In discussing the difficult relationship Patricia and Claude had begun to experience because of the impact which the sexual abuse Patricia had experience in her youth, John Henderson notes that Claude had become his wife’s accuse rather than her advocate. Rather than lovingly help her to seek God and to attempt to empathize with her pain, he only became frustrated and angry with her. Patricia had become sexually unreceptive to Claude on their honeymoon night, and rather than exploring the depth of the pain she was experiencing that was keeping her from the marriage bed, he could only think of his unmet desires and had become angry with her. As Henderson says:
“Rather than an advocate, he was often an accuser. Rather than speaking to her with the comforting words of the gospel, he had often growled and roared with anger. He wasn’t an abuser, but it was hard for Patricia to tell him apart from the abusers of her past. Claude began asking himself, “Am I a melting influence in my wife’s heart or a strengthening influence? Am I drawing her away from Jesus or toward him?” Though he was not the reason or the agonies of her past, was he compounding them in the present?”
Furthermore, Patricia had never linked the abuse which she had experienced with the abuse which Jesus Christ had experienced. Continuing in Psalm 22:
“For dogs have surrounded me; a band of evildoers has encompassed me; they pierced my hands and my feet. I can count all my bones. They look, they stare at me; they divide my garments among them, And for my clothing they cast lots”(Ps. 22:16-18).
Whatever abuse we may have endured in the past, or may endure in the future, Jesus endured the full wrath of God on the cross on behalf of the Church. John Henderson points to 1 Peter 2:20-21:
“But if when you do what is right and suffer for it you patiently endure it, this finds favor with God. For you have been called for this purpose, since Christ also suffered for you, leaving you an example for you to follow in his steps.”
In this way, Patricia could see herself as someone who had the opportunity to turn the abuse she experienced into an experience in which she could glorify God. Understanding and beginning to internalize this helped both Claude and Patricia see Jesus as someone with whom they could have deep and meaningful fellowship as a real, suffering person. Henderson quotes Patricia as saying “So God planned for his own Son to suffer beyond belief. I wonder if sometimes I think that I am better than he is or should have somehow gotten a better deal.”
These words were part of a great epiphany for Patricia. They really put things in a theologically vital perspective. John Henderson summarizes this revelation by saying “Claude and Patricia were trapped under the unfairness and rottenness of their circumstances, fighting for new surroundings rather than new hearts transformed by grace. They had become so consumed with everything lost in the past that they couldn’t grasp the glory to be gained in the present.”
John Henderson is quick to point out that this does not mean that Patricia was somehow at fault for the abuse she had endured. She was not. Instead, Claude and Patricia were “acknowledging how self-centered their view o their own lives had been to this point.
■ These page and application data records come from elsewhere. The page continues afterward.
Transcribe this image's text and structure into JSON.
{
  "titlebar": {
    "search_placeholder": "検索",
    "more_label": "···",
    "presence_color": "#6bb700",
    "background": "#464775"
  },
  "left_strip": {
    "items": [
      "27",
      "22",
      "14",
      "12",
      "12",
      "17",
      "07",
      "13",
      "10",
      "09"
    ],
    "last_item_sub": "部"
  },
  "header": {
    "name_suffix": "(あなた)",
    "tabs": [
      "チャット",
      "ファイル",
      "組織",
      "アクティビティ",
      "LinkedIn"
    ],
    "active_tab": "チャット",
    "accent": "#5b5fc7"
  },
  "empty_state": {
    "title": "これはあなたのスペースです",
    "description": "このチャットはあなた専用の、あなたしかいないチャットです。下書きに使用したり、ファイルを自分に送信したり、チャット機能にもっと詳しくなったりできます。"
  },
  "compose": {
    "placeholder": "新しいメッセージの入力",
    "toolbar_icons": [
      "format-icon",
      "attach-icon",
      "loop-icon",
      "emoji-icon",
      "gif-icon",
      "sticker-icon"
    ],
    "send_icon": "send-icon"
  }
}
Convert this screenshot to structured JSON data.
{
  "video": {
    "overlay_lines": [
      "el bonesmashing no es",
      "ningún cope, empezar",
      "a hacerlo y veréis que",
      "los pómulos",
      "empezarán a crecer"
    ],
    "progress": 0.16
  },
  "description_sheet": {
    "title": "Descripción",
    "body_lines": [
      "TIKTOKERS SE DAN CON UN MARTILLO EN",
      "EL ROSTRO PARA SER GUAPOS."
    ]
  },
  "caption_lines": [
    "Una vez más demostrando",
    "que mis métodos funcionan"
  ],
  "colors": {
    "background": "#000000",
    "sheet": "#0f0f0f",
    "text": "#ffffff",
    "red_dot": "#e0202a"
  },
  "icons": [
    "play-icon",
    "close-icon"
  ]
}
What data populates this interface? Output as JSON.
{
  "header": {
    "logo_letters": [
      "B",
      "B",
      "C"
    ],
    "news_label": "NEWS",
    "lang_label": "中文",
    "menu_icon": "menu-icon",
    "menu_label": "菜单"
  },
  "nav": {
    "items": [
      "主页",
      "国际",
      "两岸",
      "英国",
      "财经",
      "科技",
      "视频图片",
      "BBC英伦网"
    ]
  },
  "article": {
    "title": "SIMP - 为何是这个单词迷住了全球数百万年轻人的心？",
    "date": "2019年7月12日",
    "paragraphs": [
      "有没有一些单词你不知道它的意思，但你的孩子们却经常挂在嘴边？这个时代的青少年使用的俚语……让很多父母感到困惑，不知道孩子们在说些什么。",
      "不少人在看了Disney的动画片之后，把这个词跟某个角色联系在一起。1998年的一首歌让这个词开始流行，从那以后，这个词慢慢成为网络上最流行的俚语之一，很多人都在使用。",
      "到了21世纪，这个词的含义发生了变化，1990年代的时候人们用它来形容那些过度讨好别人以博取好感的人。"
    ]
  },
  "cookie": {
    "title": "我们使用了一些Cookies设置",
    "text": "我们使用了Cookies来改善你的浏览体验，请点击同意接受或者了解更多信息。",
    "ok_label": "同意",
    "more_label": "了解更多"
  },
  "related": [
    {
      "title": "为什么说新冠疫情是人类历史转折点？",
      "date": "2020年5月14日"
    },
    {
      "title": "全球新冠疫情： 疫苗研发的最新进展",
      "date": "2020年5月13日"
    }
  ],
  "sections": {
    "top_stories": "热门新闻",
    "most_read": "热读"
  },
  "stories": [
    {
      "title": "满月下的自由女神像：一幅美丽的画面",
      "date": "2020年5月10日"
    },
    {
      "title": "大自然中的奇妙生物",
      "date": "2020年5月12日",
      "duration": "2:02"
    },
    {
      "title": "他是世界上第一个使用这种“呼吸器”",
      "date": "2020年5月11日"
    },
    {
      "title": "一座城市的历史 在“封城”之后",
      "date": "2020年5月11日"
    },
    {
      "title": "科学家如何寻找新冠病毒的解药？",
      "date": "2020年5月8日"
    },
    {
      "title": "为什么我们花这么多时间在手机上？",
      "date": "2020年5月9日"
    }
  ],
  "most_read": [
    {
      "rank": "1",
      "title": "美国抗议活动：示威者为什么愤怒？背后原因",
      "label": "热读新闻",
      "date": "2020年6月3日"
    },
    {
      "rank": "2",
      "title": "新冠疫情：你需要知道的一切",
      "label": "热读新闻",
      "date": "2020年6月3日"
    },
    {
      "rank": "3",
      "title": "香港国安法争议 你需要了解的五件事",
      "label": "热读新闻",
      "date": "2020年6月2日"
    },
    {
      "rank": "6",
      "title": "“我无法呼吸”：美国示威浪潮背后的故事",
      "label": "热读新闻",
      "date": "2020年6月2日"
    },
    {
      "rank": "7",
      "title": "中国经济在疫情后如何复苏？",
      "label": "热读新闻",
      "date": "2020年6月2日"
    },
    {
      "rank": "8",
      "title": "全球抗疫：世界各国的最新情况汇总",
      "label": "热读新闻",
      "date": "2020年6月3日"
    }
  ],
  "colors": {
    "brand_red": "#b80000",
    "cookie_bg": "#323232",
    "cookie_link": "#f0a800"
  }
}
Suffering quietly tempted their souls to go inward and focus on themselves. The more they were hurt, the more they could justify dwelling on themselves, defending themselves, and mourning everything in life that wasn’t the way it should have been.” Instead, they began to see the big picture. God was using their circumstances to help them to grow in grace and knowledge, redeeming and transforming them for his own glory. Believing in Jesus Christ, regardless of the suffering which may accompany it, was worth everything. No amount of temporal pain could outweigh the eternal joy promised in union with Christ:
“But you,O Lord, be not far off; o you my help, hasten to my assistance. Deliver my soul from the sword, my only life from the power of the dog. Save me from the lion’s mouth; from the horns of the wild oxen you answer me”(Ps. 22:19-21).
Trusting in God for peace is the only way we can experience true peace, regardless of the abuse we may experience. As the Psalmist wrote, “Even though I walk through the valley of the shadow of death, I fear no evil, for you are with me; your rod and your staff, they comfort me”(Ps. 23:4). Indeed, the switch from the expression of torment and sadness is very abrupt and unexpected in Psalm 22:
“I will tell of your name to my brethren; in the midst of the assembly I will praise you. You who fear the Lord, praise him; all you descendants of Jacob, glorify him, and stand in awe of him, all you descendants of Israel. For he has not despised nor abhorred the affliction of the afflicted; nor has he hidden his face from him; but when he cried to him for help, he heard. From you comes my praise in the great assembly; I shall pay my vows before those who fear him. The afflicted will eat and be satisfied; those who seek him will praise the Lord. Let your heart live forever!” (Ps. 22:22-26).
In the end, the temporary affliction which God ordains will redound to his glory in the deliverance which he also ordains:
“All the ends of the earth will remember and turn to th Lord, and all the families of the nations will worship before you. For the kingdom is the Lord’s and he rules over the nations. All the prosperous of the earth will eat and worship, all those who go down to the dust will bow before him, even he who cannot keep his soul alive. Posterity will serve him; it will be told of the Lord to the coming generation. They will come and will declare his righteousness to a people who will be born, that he has performed it”(Ps. 22:27-31)